The term migrant generally refers to those people who are introduced to a new population or habitat. Using the term to describe these people seems to be problematic, however, because of the metaphor presented by the narrator of a baby entering the birth canal. Though conception may or may not be choice made by the parents of a baby, the baby has no choice on whether or not they choose to be born. It's involuntary. Though the officials seem to believe they have reason to suspect the migrants, the other metaphors offered by the narrator, such as "severed mother-tongues, violated privacies, untranslatable jokes" (5), seems to confirm that an outside presence (the colonizer) is responsible for the migrant status of the people plummeting from the plane. "Severed mother-tongues" seems to refer to the snatching of a characteristic (specifically language) from an oppressed group, while "violated privacies" seems to also imply a forceful act upon an unwilling recipient. So are these people placed in the body of a migrant by choice or involuntarily? These examples, given by the narrator, seems to suggests that they are, indeed, placed in an unfamiliar situation by a forceful colonizer.
Wednesday, October 20, 2010
Falling (Certainly NOT Failing) Metaphors in The Satanic Verses
Towards the beginning of Salman Rushdie's The Satanic Verses (specifically in the first book, "The Angel Gibreel"), Rushdie presents multiple metaphors to represent the plane crash. Here, everyone on board, including migrants and the main characters Gibreel and Saladin, is plummeting towards the English Channel. The migrants are ironically described as being treated reasonably by officials, who have searched even their genitalia as thoroughly as possible, but are described moments later as "equals." They are as equally broken and fragmented as the plane that is plummeting towards the water below. This seems to place the migrants on the same level as everyone else on the plane, including Saladin Chamca, who is described as "going down head first, in the recommended position for babies entering the birth canal" (Rushdie 5). This particular metaphor of a baby entering the birth canal made me wonder: in the context of postcolonial studies, are these people who are referred to as "migrants" placed in this context voluntarily?

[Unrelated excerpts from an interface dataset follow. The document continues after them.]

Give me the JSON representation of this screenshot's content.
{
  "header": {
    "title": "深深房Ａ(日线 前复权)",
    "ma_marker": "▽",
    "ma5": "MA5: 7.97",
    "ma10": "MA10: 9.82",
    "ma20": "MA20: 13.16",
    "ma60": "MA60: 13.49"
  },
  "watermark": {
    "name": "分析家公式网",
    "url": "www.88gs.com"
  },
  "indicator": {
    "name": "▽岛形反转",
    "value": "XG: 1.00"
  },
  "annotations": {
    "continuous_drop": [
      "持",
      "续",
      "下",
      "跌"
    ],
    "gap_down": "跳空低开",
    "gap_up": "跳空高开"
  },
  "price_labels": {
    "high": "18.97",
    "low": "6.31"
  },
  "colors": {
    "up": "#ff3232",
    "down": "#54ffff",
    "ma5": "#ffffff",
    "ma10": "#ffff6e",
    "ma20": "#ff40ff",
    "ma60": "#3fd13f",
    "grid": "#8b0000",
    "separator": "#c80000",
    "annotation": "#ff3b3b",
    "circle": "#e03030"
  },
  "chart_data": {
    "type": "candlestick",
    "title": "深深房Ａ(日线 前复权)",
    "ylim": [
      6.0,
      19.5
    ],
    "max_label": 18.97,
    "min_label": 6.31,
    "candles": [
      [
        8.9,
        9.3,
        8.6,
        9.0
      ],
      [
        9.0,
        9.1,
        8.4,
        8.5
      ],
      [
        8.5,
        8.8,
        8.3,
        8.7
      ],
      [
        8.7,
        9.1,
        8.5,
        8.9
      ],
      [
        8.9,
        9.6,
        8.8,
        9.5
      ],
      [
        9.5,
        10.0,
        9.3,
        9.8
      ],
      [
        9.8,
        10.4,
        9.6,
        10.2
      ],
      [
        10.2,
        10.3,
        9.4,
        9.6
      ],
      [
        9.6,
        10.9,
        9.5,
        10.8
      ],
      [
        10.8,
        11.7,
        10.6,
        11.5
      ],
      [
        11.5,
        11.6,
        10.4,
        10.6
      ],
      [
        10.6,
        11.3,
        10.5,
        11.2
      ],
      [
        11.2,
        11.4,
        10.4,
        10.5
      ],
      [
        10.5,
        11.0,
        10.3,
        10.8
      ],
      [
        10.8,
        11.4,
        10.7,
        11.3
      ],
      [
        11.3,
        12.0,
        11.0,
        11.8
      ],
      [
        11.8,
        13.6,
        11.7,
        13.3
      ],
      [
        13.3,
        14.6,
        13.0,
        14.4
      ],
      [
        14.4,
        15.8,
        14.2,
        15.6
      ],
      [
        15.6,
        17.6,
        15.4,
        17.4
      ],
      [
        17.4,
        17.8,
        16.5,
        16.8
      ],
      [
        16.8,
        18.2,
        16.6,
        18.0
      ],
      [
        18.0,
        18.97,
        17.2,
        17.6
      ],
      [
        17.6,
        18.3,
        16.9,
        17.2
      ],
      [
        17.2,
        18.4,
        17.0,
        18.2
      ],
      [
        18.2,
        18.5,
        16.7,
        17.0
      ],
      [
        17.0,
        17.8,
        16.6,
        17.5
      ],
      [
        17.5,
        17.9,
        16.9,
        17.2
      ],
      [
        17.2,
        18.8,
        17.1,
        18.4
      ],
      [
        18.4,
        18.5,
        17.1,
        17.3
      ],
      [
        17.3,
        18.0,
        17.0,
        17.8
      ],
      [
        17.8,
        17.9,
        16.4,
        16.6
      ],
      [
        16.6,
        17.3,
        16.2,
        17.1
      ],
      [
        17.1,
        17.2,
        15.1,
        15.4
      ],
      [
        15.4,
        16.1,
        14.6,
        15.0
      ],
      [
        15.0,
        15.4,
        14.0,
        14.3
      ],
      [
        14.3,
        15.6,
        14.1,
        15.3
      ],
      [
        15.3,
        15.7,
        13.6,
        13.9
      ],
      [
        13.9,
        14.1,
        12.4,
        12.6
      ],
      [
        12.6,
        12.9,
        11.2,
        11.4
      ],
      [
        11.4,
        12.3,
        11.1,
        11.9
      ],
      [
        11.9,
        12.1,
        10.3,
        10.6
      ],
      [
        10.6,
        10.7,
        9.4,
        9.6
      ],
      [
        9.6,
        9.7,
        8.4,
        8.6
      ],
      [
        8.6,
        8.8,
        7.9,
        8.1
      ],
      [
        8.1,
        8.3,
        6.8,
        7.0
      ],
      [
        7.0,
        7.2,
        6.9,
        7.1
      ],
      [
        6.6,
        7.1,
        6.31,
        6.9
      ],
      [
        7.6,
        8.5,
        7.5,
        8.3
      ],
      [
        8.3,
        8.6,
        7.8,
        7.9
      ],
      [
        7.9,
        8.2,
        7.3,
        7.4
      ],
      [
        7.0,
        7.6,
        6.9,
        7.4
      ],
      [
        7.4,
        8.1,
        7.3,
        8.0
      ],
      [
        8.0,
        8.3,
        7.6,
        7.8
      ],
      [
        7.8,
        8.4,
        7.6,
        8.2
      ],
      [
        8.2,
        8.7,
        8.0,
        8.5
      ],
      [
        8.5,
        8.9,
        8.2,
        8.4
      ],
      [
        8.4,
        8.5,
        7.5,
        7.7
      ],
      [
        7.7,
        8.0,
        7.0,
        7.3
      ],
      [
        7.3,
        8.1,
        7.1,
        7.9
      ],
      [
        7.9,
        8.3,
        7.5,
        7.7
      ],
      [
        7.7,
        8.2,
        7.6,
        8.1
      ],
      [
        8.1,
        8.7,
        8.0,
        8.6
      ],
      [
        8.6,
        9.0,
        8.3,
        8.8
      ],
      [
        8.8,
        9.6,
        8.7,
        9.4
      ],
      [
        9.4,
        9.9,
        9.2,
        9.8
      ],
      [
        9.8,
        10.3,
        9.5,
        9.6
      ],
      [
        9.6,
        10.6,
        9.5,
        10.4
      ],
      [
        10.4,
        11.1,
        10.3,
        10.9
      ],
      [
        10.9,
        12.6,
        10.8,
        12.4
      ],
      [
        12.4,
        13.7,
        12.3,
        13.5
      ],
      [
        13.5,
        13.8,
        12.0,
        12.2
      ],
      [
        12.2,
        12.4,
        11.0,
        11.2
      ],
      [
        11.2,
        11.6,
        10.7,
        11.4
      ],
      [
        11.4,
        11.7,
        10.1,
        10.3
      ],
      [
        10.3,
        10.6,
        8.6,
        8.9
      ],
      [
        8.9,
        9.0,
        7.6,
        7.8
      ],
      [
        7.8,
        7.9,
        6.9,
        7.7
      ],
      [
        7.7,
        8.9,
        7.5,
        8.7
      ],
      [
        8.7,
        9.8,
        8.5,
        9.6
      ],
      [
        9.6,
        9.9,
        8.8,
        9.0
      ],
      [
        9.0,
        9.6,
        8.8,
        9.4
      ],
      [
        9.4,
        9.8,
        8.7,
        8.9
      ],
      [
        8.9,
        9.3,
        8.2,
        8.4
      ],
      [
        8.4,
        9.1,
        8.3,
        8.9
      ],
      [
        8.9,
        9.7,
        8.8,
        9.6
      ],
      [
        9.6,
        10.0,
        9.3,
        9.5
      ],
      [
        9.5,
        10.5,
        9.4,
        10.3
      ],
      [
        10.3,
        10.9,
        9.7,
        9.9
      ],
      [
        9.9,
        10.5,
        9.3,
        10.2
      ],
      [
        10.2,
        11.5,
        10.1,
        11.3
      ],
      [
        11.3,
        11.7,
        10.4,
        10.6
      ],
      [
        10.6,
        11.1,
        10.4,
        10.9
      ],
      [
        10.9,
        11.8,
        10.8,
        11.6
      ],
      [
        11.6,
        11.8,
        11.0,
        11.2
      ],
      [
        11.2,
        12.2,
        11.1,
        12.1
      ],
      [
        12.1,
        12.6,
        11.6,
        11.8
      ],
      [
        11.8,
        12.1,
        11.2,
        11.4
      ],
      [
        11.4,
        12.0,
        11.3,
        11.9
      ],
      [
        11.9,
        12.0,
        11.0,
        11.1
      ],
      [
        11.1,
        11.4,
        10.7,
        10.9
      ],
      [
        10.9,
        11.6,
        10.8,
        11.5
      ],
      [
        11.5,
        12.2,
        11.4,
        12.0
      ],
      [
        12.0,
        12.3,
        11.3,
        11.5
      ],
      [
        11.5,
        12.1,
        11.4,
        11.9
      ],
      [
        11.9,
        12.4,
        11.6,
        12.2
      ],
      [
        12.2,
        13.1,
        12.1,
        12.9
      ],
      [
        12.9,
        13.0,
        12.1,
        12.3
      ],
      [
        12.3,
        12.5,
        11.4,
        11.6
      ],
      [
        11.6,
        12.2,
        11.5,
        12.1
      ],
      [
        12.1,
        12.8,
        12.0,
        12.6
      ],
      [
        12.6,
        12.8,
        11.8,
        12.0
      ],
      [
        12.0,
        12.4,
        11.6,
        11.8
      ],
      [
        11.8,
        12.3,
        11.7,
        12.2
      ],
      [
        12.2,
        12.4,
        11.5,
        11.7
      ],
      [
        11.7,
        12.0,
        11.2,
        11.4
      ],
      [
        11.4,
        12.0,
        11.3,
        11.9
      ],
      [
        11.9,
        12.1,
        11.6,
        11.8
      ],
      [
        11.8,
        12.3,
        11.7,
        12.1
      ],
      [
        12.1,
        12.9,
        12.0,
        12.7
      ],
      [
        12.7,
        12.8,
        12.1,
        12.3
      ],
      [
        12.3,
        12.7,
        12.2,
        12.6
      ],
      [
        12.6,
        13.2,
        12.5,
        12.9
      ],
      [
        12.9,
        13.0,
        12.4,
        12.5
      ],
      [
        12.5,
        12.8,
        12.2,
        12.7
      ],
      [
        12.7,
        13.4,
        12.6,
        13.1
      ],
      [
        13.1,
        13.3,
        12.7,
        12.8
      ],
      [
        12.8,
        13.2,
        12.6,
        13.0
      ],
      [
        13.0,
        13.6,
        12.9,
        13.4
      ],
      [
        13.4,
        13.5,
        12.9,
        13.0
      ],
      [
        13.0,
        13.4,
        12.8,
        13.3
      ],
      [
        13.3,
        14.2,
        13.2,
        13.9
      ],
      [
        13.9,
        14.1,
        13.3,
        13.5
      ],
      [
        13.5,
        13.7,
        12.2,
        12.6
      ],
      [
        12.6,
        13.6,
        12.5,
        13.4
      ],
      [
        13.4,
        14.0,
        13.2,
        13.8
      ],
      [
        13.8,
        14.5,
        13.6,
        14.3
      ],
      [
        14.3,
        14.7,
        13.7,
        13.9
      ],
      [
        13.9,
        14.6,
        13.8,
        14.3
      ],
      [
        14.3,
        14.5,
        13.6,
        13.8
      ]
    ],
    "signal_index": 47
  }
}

Could these subtle mentions of characters such as the migrants be a reason as to why The Satanic Verses can be viewed through a postcolonial scope?